By Professor Mary M. McCarthy, Drake University and APP member
First published in EastAsiaForum 19 May 2015
On 29 April 2015, Shinzo Abe became the first Japanese prime minister to speak before a joint session of the US Congress. Japan watchers listened closely, hoping to hear a preview of his upcoming statement on the 70th anniversary of the end of World War II. Of particular concern is whether the prime minister will take a step back from the historic apologies of the 1995 Murayama Statement and the 1993 Kono Statement.
In anticipation of Abe’s visit, US Congressman Mike Honda led 24 members of the House of Representatives in presenting a letter to the Japanese ambassador that expressed firm support for both Statements. Some of the signees subsequently articulated their views on the ‘comfort women’ issue to various media outlets.
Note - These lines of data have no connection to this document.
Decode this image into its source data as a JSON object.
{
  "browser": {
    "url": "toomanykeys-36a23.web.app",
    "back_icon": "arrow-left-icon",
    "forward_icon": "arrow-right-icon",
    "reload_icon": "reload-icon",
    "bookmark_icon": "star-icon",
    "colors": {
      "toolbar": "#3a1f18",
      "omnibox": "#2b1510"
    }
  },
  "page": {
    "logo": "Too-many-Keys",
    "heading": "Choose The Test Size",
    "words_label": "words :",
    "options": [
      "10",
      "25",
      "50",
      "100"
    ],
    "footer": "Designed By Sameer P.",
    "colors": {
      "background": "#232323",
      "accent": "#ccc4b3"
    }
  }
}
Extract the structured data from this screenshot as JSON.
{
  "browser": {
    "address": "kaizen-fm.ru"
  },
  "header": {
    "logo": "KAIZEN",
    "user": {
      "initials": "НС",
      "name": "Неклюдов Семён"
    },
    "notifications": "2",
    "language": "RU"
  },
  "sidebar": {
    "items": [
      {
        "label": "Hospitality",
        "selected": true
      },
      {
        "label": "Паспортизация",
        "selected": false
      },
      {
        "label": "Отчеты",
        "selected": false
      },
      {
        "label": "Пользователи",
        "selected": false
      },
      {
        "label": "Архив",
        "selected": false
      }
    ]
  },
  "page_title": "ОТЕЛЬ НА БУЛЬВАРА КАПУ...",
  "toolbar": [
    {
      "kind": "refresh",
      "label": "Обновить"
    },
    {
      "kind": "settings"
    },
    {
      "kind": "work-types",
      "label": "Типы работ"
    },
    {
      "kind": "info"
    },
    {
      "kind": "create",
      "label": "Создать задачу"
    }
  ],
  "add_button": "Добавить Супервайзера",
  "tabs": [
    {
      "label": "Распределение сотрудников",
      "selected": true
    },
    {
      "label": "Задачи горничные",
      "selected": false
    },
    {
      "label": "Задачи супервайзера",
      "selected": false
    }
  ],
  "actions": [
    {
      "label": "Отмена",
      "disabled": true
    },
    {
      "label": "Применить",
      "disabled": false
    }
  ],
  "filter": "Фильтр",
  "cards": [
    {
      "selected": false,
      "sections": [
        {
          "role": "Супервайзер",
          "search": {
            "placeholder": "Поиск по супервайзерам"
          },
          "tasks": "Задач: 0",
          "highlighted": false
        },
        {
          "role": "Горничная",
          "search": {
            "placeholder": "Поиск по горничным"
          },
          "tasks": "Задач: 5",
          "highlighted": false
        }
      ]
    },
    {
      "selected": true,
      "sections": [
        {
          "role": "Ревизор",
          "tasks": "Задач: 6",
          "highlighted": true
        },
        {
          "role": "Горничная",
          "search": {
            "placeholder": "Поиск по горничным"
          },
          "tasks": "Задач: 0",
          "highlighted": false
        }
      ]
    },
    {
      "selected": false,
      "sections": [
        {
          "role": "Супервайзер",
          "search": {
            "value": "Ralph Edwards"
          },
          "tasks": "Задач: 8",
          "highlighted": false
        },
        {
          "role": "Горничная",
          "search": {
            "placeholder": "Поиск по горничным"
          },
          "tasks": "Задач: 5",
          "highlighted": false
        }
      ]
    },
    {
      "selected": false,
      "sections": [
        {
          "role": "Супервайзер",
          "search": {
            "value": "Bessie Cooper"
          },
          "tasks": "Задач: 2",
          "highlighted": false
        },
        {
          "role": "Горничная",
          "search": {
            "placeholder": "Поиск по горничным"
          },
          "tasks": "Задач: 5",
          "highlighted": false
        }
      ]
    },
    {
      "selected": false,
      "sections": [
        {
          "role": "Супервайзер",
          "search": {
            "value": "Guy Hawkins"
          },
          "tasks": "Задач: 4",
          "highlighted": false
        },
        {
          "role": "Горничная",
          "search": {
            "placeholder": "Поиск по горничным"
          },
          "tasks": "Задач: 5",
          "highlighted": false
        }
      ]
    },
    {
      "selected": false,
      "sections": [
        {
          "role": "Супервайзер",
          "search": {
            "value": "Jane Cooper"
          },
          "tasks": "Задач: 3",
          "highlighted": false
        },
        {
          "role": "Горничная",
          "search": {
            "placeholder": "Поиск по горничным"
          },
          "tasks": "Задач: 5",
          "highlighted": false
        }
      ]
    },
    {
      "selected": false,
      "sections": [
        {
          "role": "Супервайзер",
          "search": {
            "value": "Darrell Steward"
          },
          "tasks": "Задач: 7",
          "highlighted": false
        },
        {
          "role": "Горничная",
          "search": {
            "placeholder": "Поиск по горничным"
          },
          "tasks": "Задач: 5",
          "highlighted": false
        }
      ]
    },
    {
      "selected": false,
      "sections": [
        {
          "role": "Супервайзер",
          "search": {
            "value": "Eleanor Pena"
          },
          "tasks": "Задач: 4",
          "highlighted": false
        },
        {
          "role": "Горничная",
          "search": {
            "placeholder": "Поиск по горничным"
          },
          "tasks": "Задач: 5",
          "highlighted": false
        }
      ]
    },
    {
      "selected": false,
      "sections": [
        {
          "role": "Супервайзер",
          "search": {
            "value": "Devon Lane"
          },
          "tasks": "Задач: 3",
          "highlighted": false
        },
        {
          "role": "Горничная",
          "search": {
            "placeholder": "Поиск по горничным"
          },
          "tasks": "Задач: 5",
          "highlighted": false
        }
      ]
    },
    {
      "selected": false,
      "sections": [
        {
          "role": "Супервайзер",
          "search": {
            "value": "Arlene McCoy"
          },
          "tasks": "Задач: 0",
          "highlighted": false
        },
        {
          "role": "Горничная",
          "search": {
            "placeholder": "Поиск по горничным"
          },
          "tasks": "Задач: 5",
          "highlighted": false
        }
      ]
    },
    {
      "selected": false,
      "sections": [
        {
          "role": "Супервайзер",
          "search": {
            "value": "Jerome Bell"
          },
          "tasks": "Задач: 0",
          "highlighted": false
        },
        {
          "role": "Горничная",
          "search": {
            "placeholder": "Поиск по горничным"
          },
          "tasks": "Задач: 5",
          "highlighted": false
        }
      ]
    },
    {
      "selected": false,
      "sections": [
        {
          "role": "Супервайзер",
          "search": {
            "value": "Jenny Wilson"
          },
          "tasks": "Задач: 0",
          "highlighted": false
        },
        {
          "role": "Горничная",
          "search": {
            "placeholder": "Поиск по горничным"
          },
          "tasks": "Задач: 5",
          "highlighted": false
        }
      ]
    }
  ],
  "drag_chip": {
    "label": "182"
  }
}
This included an op-ed by Charles Rangel in the national newspaper USA Today and a press release by Honda that called Abe’s failure to mention the ‘comfort women’ in his speech to Congress ‘shocking and shameful’.
Although the victims of Japan’s wartime ‘comfort women’ system were predominately women and girls from across Asia, with the majority coming from the Korean peninsula, US politicians have become actively involved in this issue. This was most apparent in 2007 with the passage of House Resolution 121, which called on Japan to acknowledge and apologise for the ‘coercion of young women into sexual slavery’ during the 1930s and 1940s. Similar motions or resolutions have been passed by legislatures in Canada, the Netherlands and the European Union. And the UN Special Rapporteur on Violence Against Women included the ‘comfort women’ issue in her 1996 report.
The concerted efforts of Japanese and South Korean NGOs, who felt that their governments had not responded adequately to the issue, as well as the willingness of former ‘comfort women’ to publicly tell their stories, has been a major force behind this global recognition. But it also reflects normative changes in the field of human rights and women’s rights over the past half-century. Worldwide acceptance of women’s rights as human rights has increased attention to the particular dangers facing women and girls in conflict-ridden areas and advanced global campaigns to combat sex trafficking.
Domestic factors, such as democratisation in South Korea and the death of Japan’s wartime emperor Hirohito in 1989, have encouraged local advocacy efforts for historical justice. The spread of the Korean diaspora has further ensured that the stories of ‘comfort women’ enter the domestic discourse in other countries.
These international and domestic pressures culminated in the 1993 Kono Statementby then chief cabinet secretary Yohei Kono. The Kono Statement included an admission of military culpability, a government apology and a commitment to educate future generations about this tragedy. Two years later, the Asian Women’s Fund, a public-private joint initiative intended to illustrate an acceptance of moral responsibility through apology and compensation, began operation.
Many hoped these steps would resolve the ‘comfort women’ issue, but in reality it was only the beginning of a debate over what really happened and what should be done about it. This debate has ebbed and flowed over the past three decades, often gaining steam from some statement by a Japanese government official that questions a conventionally accepted aspect of the narrative — be it the extent to which ‘comfort women’ were coerced or the degree of responsibility of the Japanese government.
Such comments, along with the active and polarising discussion within Japan that always follows, are due to the fact that there continues to be no national consensus in Japan on the issue. This is in stark contrast to the international scene, where a general consensus does exist.
The situation has been made even more difficult by the fact that the Japanese domestic and international discussions have tended to occur in parallel, rather than in intimate interaction with each other. Each has evolved in its own political and normative context.
The biggest challenge today is that Japanese government and society are at a stage in their own domestic discourse that hinders their ability to enter into dialogue with the rest of the world on this issue. What many Japanese officials, scholars, and members of the public view as clarifying the record comes across globally as denial or obfuscation. While many foreign actors view the international normative changes described above as conducive to reconciliation, many Japanese actors see the application of such norms to this historical case as an impediment.
Dialogue is a necessary prerequisite for a lasting settlement and all parties should be seeking avenues to achieve it. The only chance for true dialogue comes from greater comprehension, on all sides, of the reality of the debate both in Japan and internationally, as well as the political and normative contexts that shape those debates. Vilification will never lead to open exchange, but mutual understanding and tolerance may.